In order to enable this massively increased capacity, UMTS uses a different data transfer process to GSM. Unfortunately this new technology is much more dangerous for living cells than the already-harmful GSM standard. In the globally-recognised REFLEX Study (2000-2004, financed by the European Union) Prof. Franz Adlkofer proved that GSM mobile radio already causes damage to our genetic make-up (DNA) and thus can considerably increase the risk of cancer. On 1st October 2007, the German physician and university lecturer warned urgently of the dangers of the new UMTS standard, whose introduction he criticised as an “uncontrolled and unplanned field trial on people”. Says Franz Adlkofer: “DNA strand breaks already appear at a fortieth of the limit value. UMTS signals are thus almost ten times more effective [gene damaging] as GSM signals.”
In summer 2000, Germany alone took approximately 50 billion Euros (at that time 98.8 billion DM) from the auction of UMTS licences. The Germans want to auction more UMTS frequency blocks by mid 2010.
The first global UMTS network began operation on the Isle of Man in the UK in 2001, followed by Austria the year after. Yet just a few years later, UMTS had begun to be mass-marketed in Europe (in Germany this new mobile radio standard only became commercially available from 2004). This means that most Europeans are still using the older GSM network—although not for much longer. According to an official prognosis, the number of UMTS connections in the EU grew 36 percent to around 172 million in 2009, while the number of current GSM connections decreased about five percent to 469 million. In Switzerland more than one in three, that’s more than three million mobiles, uses the UMTS standard—46 percent more than the previous year. And this is just the beginning.
A timely link should be mentioned at this point: since the UMTS network has begun to dominate, increasing numbers of bees and birds are vanishing. There is no doubt about it—we are literally cooking ourselves to death with our home-made bombardment of microwaves. And just like the frog in the heated water glass, we won’t notice the gradual change until it’s too late.

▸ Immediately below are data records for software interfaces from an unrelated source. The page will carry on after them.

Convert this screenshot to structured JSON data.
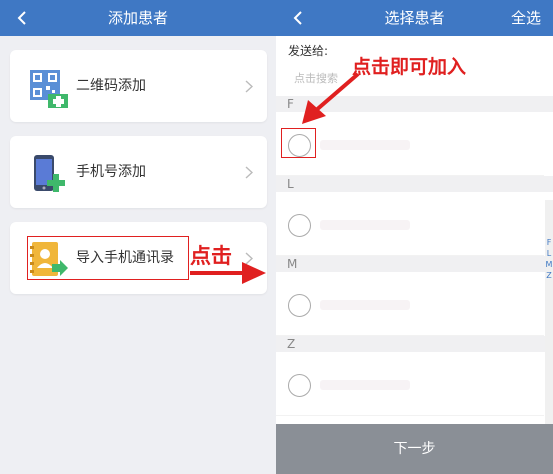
{
  "left": {
    "nav": {
      "title": "添加患者"
    },
    "cards": [
      {
        "label": "二维码添加",
        "icon": "qr-code-add-icon"
      },
      {
        "label": "手机号添加",
        "icon": "phone-add-icon"
      },
      {
        "label": "导入手机通讯录",
        "icon": "contacts-import-icon"
      }
    ],
    "annotation": "点击"
  },
  "right": {
    "nav": {
      "title": "选择患者",
      "select_all": "全选"
    },
    "send_to_label": "发送给:",
    "search_placeholder": "点击搜索",
    "sections": [
      {
        "letter": "F"
      },
      {
        "letter": "L"
      },
      {
        "letter": "M"
      },
      {
        "letter": "Z"
      }
    ],
    "index_letters": [
      "F",
      "L",
      "M",
      "Z"
    ],
    "annotation": "点击即可加入",
    "next_button": "下一步"
  },
  "colors": {
    "nav_bg": "#3f78c4",
    "annotation": "#e02020",
    "bottom_button": "#8a8f96"
  }
}
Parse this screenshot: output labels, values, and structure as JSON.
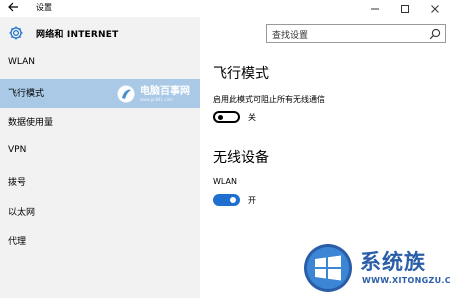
{
  "window": {
    "title": "设置"
  },
  "sidebar": {
    "header": "网络和 INTERNET",
    "items": [
      {
        "label": "WLAN",
        "active": false
      },
      {
        "label": "飞行模式",
        "active": true
      },
      {
        "label": "数据使用量",
        "active": false
      },
      {
        "label": "VPN",
        "active": false
      },
      {
        "label": "拨号",
        "active": false
      },
      {
        "label": "以太网",
        "active": false
      },
      {
        "label": "代理",
        "active": false
      }
    ],
    "watermark": {
      "name": "电脑百事网",
      "url": "www.pc841.com"
    }
  },
  "search": {
    "placeholder": "查找设置"
  },
  "main": {
    "airplane": {
      "heading": "飞行模式",
      "description": "启用此模式可阻止所有无线通信",
      "state_label": "关",
      "on": false
    },
    "wireless": {
      "heading": "无线设备",
      "wlan_label": "WLAN",
      "state_label": "开",
      "on": true
    }
  },
  "watermark": {
    "brand": "系统族",
    "url": "WWW.XITONGZU.COM"
  },
  "colors": {
    "accent": "#1e6fcf",
    "selected": "#a9c9e6",
    "sidebar_bg": "#f2f2f2"
  }
}
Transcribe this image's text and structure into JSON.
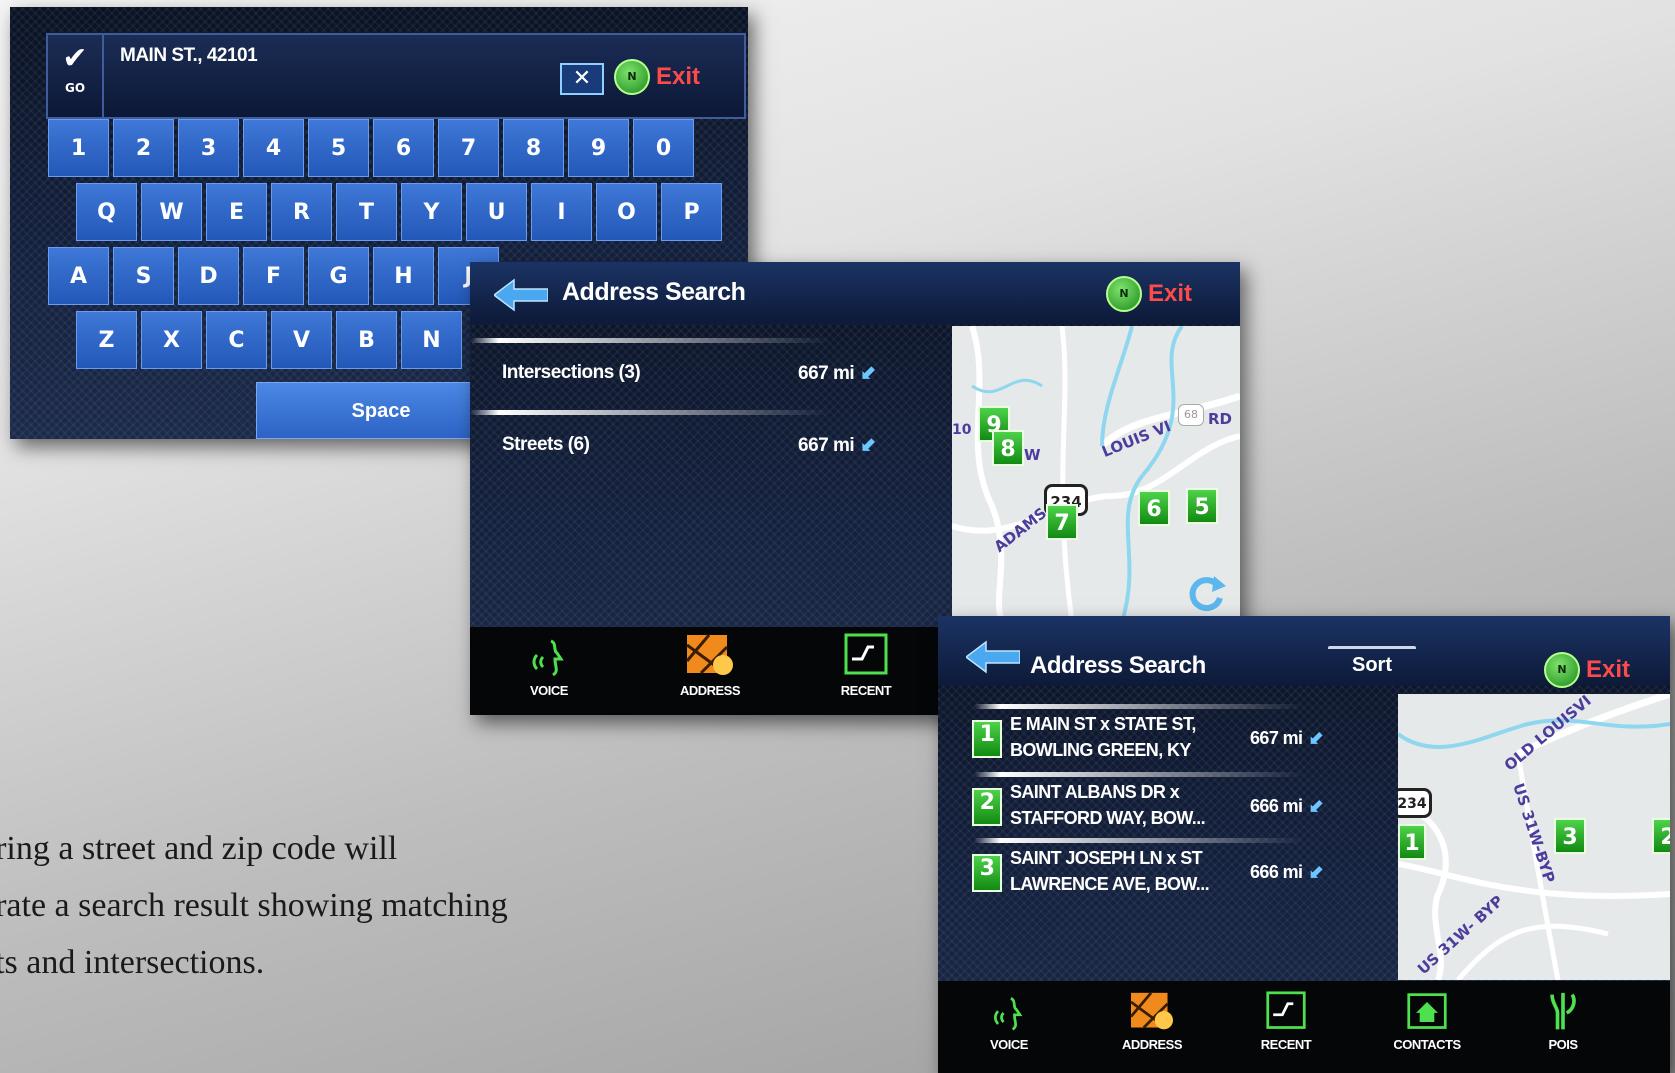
{
  "keyboard_screen": {
    "go_label": "GO",
    "entry_text": "MAIN ST., 42101",
    "exit_label": "Exit",
    "nav_badge": "N",
    "rows": [
      [
        "1",
        "2",
        "3",
        "4",
        "5",
        "6",
        "7",
        "8",
        "9",
        "0"
      ],
      [
        "Q",
        "W",
        "E",
        "R",
        "T",
        "Y",
        "U",
        "I",
        "O",
        "P"
      ],
      [
        "A",
        "S",
        "D",
        "F",
        "G",
        "H",
        "J"
      ],
      [
        "Z",
        "X",
        "C",
        "V",
        "B",
        "N"
      ]
    ],
    "space_label": "Space"
  },
  "search_screen_1": {
    "title": "Address Search",
    "exit_label": "Exit",
    "nav_badge": "N",
    "results": [
      {
        "label": "Intersections (3)",
        "distance": "667 mi"
      },
      {
        "label": "Streets (6)",
        "distance": "667 mi"
      }
    ],
    "map": {
      "road_labels": [
        "LOUIS VI",
        "RD",
        "ADAMS S",
        "10",
        "W"
      ],
      "route_shield": "234",
      "grey_shield": "68",
      "pins": [
        "9",
        "8",
        "7",
        "6",
        "5"
      ]
    },
    "bottom_bar": [
      {
        "label": "VOICE",
        "icon": "voice-icon"
      },
      {
        "label": "ADDRESS",
        "icon": "address-icon"
      },
      {
        "label": "RECENT",
        "icon": "recent-icon"
      }
    ]
  },
  "search_screen_2": {
    "title": "Address Search",
    "sort_label": "Sort",
    "exit_label": "Exit",
    "nav_badge": "N",
    "results": [
      {
        "number": "1",
        "line1": "E MAIN ST x STATE ST,",
        "line2": "BOWLING GREEN, KY",
        "distance": "667 mi"
      },
      {
        "number": "2",
        "line1": "SAINT ALBANS DR x",
        "line2": "STAFFORD WAY, BOW...",
        "distance": "666 mi"
      },
      {
        "number": "3",
        "line1": "SAINT JOSEPH LN x ST",
        "line2": "LAWRENCE AVE, BOW...",
        "distance": "666 mi"
      }
    ],
    "map": {
      "road_labels": [
        "OLD LOUISVI",
        "US 31W-BYP",
        "US 31W- BYP"
      ],
      "route_shield": "234",
      "pins": [
        "1",
        "3",
        "2"
      ]
    },
    "bottom_bar": [
      {
        "label": "VOICE",
        "icon": "voice-icon"
      },
      {
        "label": "ADDRESS",
        "icon": "address-icon"
      },
      {
        "label": "RECENT",
        "icon": "recent-icon"
      },
      {
        "label": "CONTACTS",
        "icon": "contacts-icon"
      },
      {
        "label": "POIS",
        "icon": "pois-icon"
      }
    ]
  },
  "caption": {
    "lines": [
      "ering a street and zip code will",
      "erate a search result showing matching",
      "ets and intersections."
    ]
  },
  "colors": {
    "key_blue": "#2f68c8",
    "pin_green": "#2eb82e",
    "exit_red": "#ff4a4a",
    "accent_cyan": "#6cc6ff"
  }
}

Go without your mobile! If that isn’t possible, use it only to send text messages and keep your calls as short as possible.
Use cable telephone equipment at home and at work. Most DECT base stations radiate constantly on full capacity regardless of whether you are making a call or not. If you depend on a DECT phone, at least ensure that the base station is only active during a call (the corresponding new models have the label “ECO mode+/Ecomode plus” or “fulleco”).

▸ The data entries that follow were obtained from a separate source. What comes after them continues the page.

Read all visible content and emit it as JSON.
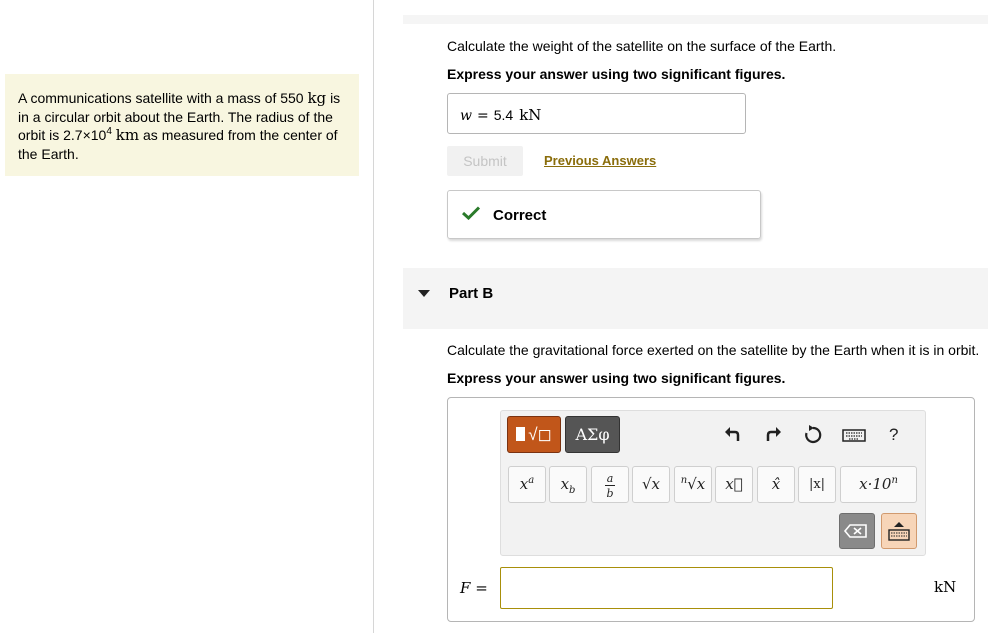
{
  "problem": {
    "text_1": "A communications satellite with a mass of 550",
    "mass_unit": "kg",
    "text_2": "is in a circular orbit about the Earth. The radius of the orbit is 2.7×10",
    "radius_exp": "4",
    "radius_unit": "km",
    "text_3": "as measured from the center of the Earth."
  },
  "part_a": {
    "question": "Calculate the weight of the satellite on the surface of the Earth.",
    "instruction": "Express your answer using two significant figures.",
    "answer_var": "w",
    "answer_eq": "=",
    "answer_value": "5.4",
    "answer_unit": "kN",
    "submit_label": "Submit",
    "previous_answers_label": "Previous Answers",
    "feedback": "Correct"
  },
  "part_b": {
    "title": "Part B",
    "question": "Calculate the gravitational force exerted on the satellite by the Earth when it is in orbit.",
    "instruction": "Express your answer using two significant figures.",
    "toolbar": {
      "template_label": "√◻",
      "greek_label": "ΑΣφ",
      "help_label": "?"
    },
    "math_buttons": [
      "x^a",
      "x_b",
      "a/b",
      "√x",
      "ⁿ√x",
      "x⃗",
      "x̂",
      "|x|",
      "x·10^n"
    ],
    "answer_var": "F",
    "answer_eq": "=",
    "answer_value": "",
    "answer_unit": "kN"
  },
  "colors": {
    "problem_bg": "#f8f6e0",
    "link": "#8a6d0b",
    "correct_check": "#2a7a2a",
    "template_btn": "#c1561a",
    "input_border": "#a88f0a"
  }
}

Avoid cordless Internet connections (WLAN) for your computer. It is not necessary to surf the net on the toilet, your commuter train or in the park!
Inform your friends and acquaintances about the dangers of microwave radiation, even if this is an awkward endeavour. Put pressure on the authorities and politicians. It’s time to dust off your armour and fight for life!

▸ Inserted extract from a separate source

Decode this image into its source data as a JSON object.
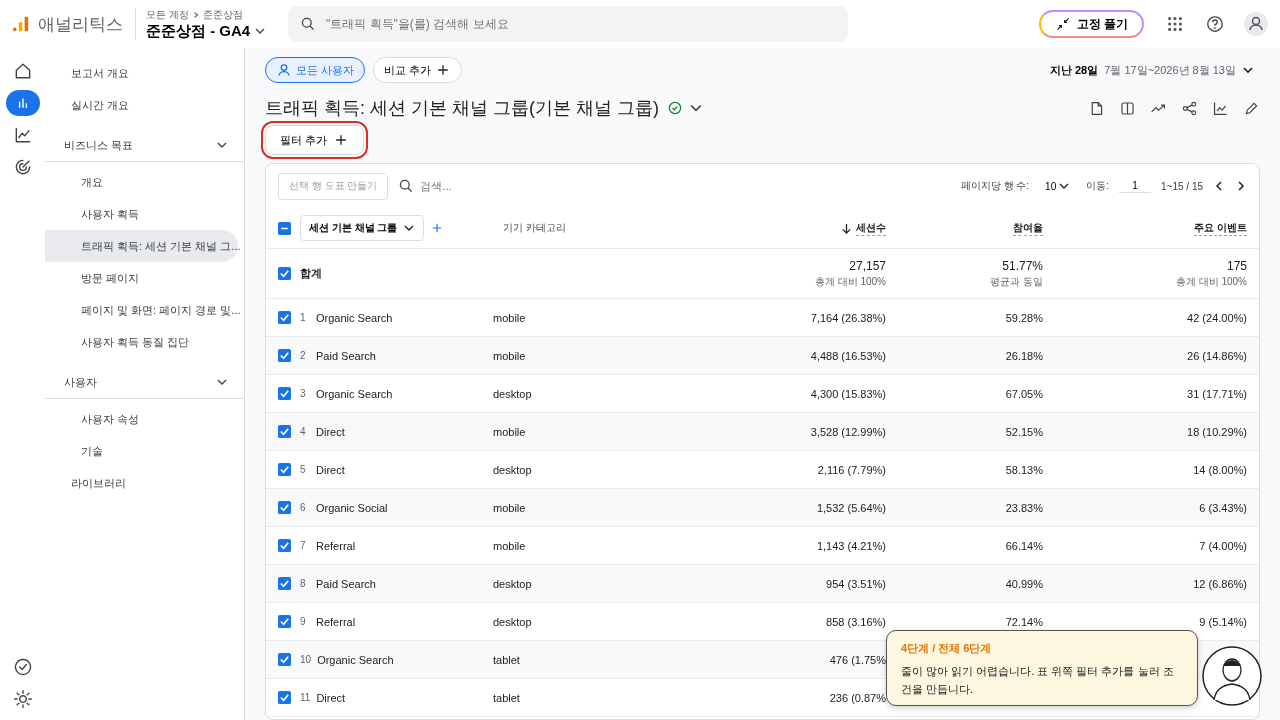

The German Association Kompetenzinitiative zum Schutz von Mensch, Umwelt und Demokratie e.V. (Competence Initiative for the Protection of Humanity, Environment and Democracy) in which renowned scientists have joined together, has published a series of articles on the Effects of Mobile Phones and Communication Radio. Four brochures have appeared in German to date (English translations are underway), which we cannot recommend highly enough to our readers: these put together the most recent and most important results in a clear and comprehensible way, and serve as an important tool with which to tackle this problem.